All of the entries below are to be repeated word for word.

[[ SOURCE DATA, beginning ]]

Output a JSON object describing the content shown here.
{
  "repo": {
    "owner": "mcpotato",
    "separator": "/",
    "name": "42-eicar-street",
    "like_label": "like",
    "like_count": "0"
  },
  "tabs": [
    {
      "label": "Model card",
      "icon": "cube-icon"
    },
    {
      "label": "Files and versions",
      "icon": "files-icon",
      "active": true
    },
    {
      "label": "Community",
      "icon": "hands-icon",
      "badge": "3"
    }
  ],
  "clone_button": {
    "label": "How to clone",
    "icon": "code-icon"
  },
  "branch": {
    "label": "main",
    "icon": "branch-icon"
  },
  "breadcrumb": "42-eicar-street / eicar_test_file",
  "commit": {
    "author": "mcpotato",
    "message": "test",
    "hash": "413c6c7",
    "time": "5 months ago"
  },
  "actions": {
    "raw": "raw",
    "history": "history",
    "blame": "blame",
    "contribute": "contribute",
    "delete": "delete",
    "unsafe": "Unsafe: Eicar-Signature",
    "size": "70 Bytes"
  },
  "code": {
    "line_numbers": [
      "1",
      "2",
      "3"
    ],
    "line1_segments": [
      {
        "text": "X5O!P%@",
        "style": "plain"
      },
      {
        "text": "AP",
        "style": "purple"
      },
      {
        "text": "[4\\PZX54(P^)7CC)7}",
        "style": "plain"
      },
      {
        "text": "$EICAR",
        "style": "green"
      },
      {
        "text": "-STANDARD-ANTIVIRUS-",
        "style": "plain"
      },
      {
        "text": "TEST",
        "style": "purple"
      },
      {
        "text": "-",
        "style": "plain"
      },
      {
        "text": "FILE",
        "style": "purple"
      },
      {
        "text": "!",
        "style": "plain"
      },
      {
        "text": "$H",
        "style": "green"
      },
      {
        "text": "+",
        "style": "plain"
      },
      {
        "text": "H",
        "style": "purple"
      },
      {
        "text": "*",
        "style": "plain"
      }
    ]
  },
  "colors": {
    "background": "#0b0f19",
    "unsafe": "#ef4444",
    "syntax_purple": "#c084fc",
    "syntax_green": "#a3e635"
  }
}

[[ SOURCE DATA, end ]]

» SOLUTION TO THE PROBLEM:
Output a JSON object describing the content shown here.
{
  "repo": {
    "owner": "mcpotato",
    "separator": "/",
    "name": "42-eicar-street",
    "like_label": "like",
    "like_count": "0"
  },
  "tabs": [
    {
      "label": "Model card",
      "icon": "cube-icon"
    },
    {
      "label": "Files and versions",
      "icon": "files-icon",
      "active": true
    },
    {
      "label": "Community",
      "icon": "hands-icon",
      "badge": "3"
    }
  ],
  "clone_button": {
    "label": "How to clone",
    "icon": "code-icon"
  },
  "branch": {
    "label": "main",
    "icon": "branch-icon"
  },
  "breadcrumb": "42-eicar-street / eicar_test_file",
  "commit": {
    "author": "mcpotato",
    "message": "test",
    "hash": "413c6c7",
    "time": "5 months ago"
  },
  "actions": {
    "raw": "raw",
    "history": "history",
    "blame": "blame",
    "contribute": "contribute",
    "delete": "delete",
    "unsafe": "Unsafe: Eicar-Signature",
    "size": "70 Bytes"
  },
  "code": {
    "line_numbers": [
      "1",
      "2",
      "3"
    ],
    "line1_segments": [
      {
        "text": "X5O!P%@",
        "style": "plain"
      },
      {
        "text": "AP",
        "style": "purple"
      },
      {
        "text": "[4\\PZX54(P^)7CC)7}",
        "style": "plain"
      },
      {
        "text": "$EICAR",
        "style": "green"
      },
      {
        "text": "-STANDARD-ANTIVIRUS-",
        "style": "plain"
      },
      {
        "text": "TEST",
        "style": "purple"
      },
      {
        "text": "-",
        "style": "plain"
      },
      {
        "text": "FILE",
        "style": "purple"
      },
      {
        "text": "!",
        "style": "plain"
      },
      {
        "text": "$H",
        "style": "green"
      },
      {
        "text": "+",
        "style": "plain"
      },
      {
        "text": "H",
        "style": "purple"
      },
      {
        "text": "*",
        "style": "plain"
      }
    ]
  },
  "colors": {
    "background": "#0b0f19",
    "unsafe": "#ef4444",
    "syntax_purple": "#c084fc",
    "syntax_green": "#a3e635"
  }
}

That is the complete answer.